Data entries:

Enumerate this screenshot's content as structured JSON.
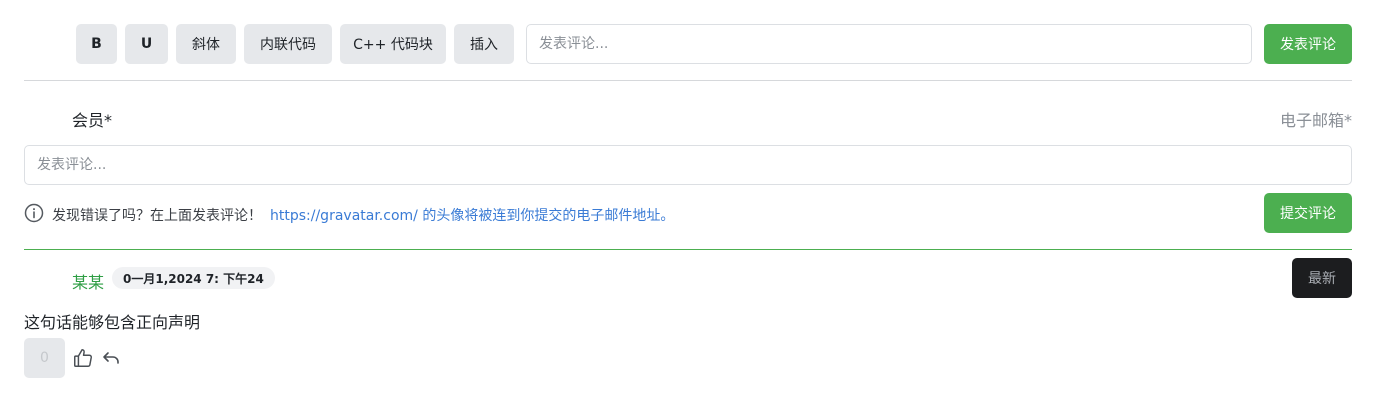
{
  "toolbar": {
    "bold_label": "B",
    "underline_label": "U",
    "italic_label": "斜体",
    "inline_code_label": "内联代码",
    "cpp_block_label": "C++ 代码块",
    "insert_label": "插入",
    "input_placeholder": "发表评论...",
    "post_label": "发表评论"
  },
  "form": {
    "member_label": "会员*",
    "email_label": "电子邮箱*",
    "comment_placeholder": "发表评论...",
    "info_text": "发现错误了吗？在上面发表评论！",
    "info_link_text": "https://gravatar.com/ 的头像将被连到你提交的电子邮件地址。",
    "submit_label": "提交评论"
  },
  "icons": {
    "info": "info-circle-icon",
    "like": "thumbs-up-icon",
    "reply": "reply-arrow-icon"
  },
  "comment": {
    "author": "某某",
    "date": "0一月1,2024 7: 下午24",
    "text": "这句话能够包含正向声明",
    "votes": "0",
    "sort_label": "最新"
  },
  "colors": {
    "accent_green": "#4caf50",
    "link_blue": "#3a7bd5",
    "author_green": "#2e9e44",
    "dark_button": "#1c1d1f"
  }
}
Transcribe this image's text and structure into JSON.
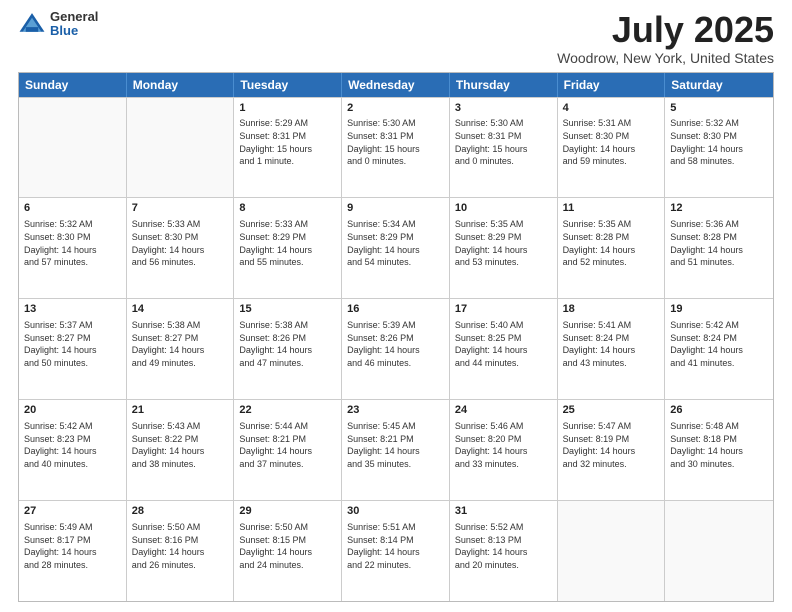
{
  "logo": {
    "general": "General",
    "blue": "Blue"
  },
  "title": "July 2025",
  "subtitle": "Woodrow, New York, United States",
  "header_days": [
    "Sunday",
    "Monday",
    "Tuesday",
    "Wednesday",
    "Thursday",
    "Friday",
    "Saturday"
  ],
  "weeks": [
    [
      {
        "day": "",
        "info": ""
      },
      {
        "day": "",
        "info": ""
      },
      {
        "day": "1",
        "info": "Sunrise: 5:29 AM\nSunset: 8:31 PM\nDaylight: 15 hours\nand 1 minute."
      },
      {
        "day": "2",
        "info": "Sunrise: 5:30 AM\nSunset: 8:31 PM\nDaylight: 15 hours\nand 0 minutes."
      },
      {
        "day": "3",
        "info": "Sunrise: 5:30 AM\nSunset: 8:31 PM\nDaylight: 15 hours\nand 0 minutes."
      },
      {
        "day": "4",
        "info": "Sunrise: 5:31 AM\nSunset: 8:30 PM\nDaylight: 14 hours\nand 59 minutes."
      },
      {
        "day": "5",
        "info": "Sunrise: 5:32 AM\nSunset: 8:30 PM\nDaylight: 14 hours\nand 58 minutes."
      }
    ],
    [
      {
        "day": "6",
        "info": "Sunrise: 5:32 AM\nSunset: 8:30 PM\nDaylight: 14 hours\nand 57 minutes."
      },
      {
        "day": "7",
        "info": "Sunrise: 5:33 AM\nSunset: 8:30 PM\nDaylight: 14 hours\nand 56 minutes."
      },
      {
        "day": "8",
        "info": "Sunrise: 5:33 AM\nSunset: 8:29 PM\nDaylight: 14 hours\nand 55 minutes."
      },
      {
        "day": "9",
        "info": "Sunrise: 5:34 AM\nSunset: 8:29 PM\nDaylight: 14 hours\nand 54 minutes."
      },
      {
        "day": "10",
        "info": "Sunrise: 5:35 AM\nSunset: 8:29 PM\nDaylight: 14 hours\nand 53 minutes."
      },
      {
        "day": "11",
        "info": "Sunrise: 5:35 AM\nSunset: 8:28 PM\nDaylight: 14 hours\nand 52 minutes."
      },
      {
        "day": "12",
        "info": "Sunrise: 5:36 AM\nSunset: 8:28 PM\nDaylight: 14 hours\nand 51 minutes."
      }
    ],
    [
      {
        "day": "13",
        "info": "Sunrise: 5:37 AM\nSunset: 8:27 PM\nDaylight: 14 hours\nand 50 minutes."
      },
      {
        "day": "14",
        "info": "Sunrise: 5:38 AM\nSunset: 8:27 PM\nDaylight: 14 hours\nand 49 minutes."
      },
      {
        "day": "15",
        "info": "Sunrise: 5:38 AM\nSunset: 8:26 PM\nDaylight: 14 hours\nand 47 minutes."
      },
      {
        "day": "16",
        "info": "Sunrise: 5:39 AM\nSunset: 8:26 PM\nDaylight: 14 hours\nand 46 minutes."
      },
      {
        "day": "17",
        "info": "Sunrise: 5:40 AM\nSunset: 8:25 PM\nDaylight: 14 hours\nand 44 minutes."
      },
      {
        "day": "18",
        "info": "Sunrise: 5:41 AM\nSunset: 8:24 PM\nDaylight: 14 hours\nand 43 minutes."
      },
      {
        "day": "19",
        "info": "Sunrise: 5:42 AM\nSunset: 8:24 PM\nDaylight: 14 hours\nand 41 minutes."
      }
    ],
    [
      {
        "day": "20",
        "info": "Sunrise: 5:42 AM\nSunset: 8:23 PM\nDaylight: 14 hours\nand 40 minutes."
      },
      {
        "day": "21",
        "info": "Sunrise: 5:43 AM\nSunset: 8:22 PM\nDaylight: 14 hours\nand 38 minutes."
      },
      {
        "day": "22",
        "info": "Sunrise: 5:44 AM\nSunset: 8:21 PM\nDaylight: 14 hours\nand 37 minutes."
      },
      {
        "day": "23",
        "info": "Sunrise: 5:45 AM\nSunset: 8:21 PM\nDaylight: 14 hours\nand 35 minutes."
      },
      {
        "day": "24",
        "info": "Sunrise: 5:46 AM\nSunset: 8:20 PM\nDaylight: 14 hours\nand 33 minutes."
      },
      {
        "day": "25",
        "info": "Sunrise: 5:47 AM\nSunset: 8:19 PM\nDaylight: 14 hours\nand 32 minutes."
      },
      {
        "day": "26",
        "info": "Sunrise: 5:48 AM\nSunset: 8:18 PM\nDaylight: 14 hours\nand 30 minutes."
      }
    ],
    [
      {
        "day": "27",
        "info": "Sunrise: 5:49 AM\nSunset: 8:17 PM\nDaylight: 14 hours\nand 28 minutes."
      },
      {
        "day": "28",
        "info": "Sunrise: 5:50 AM\nSunset: 8:16 PM\nDaylight: 14 hours\nand 26 minutes."
      },
      {
        "day": "29",
        "info": "Sunrise: 5:50 AM\nSunset: 8:15 PM\nDaylight: 14 hours\nand 24 minutes."
      },
      {
        "day": "30",
        "info": "Sunrise: 5:51 AM\nSunset: 8:14 PM\nDaylight: 14 hours\nand 22 minutes."
      },
      {
        "day": "31",
        "info": "Sunrise: 5:52 AM\nSunset: 8:13 PM\nDaylight: 14 hours\nand 20 minutes."
      },
      {
        "day": "",
        "info": ""
      },
      {
        "day": "",
        "info": ""
      }
    ]
  ]
}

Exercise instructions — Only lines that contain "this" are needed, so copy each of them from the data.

Answer box —
Enumerate this screenshot's content as structured JSON.
Transcribe this image's text and structure into JSON.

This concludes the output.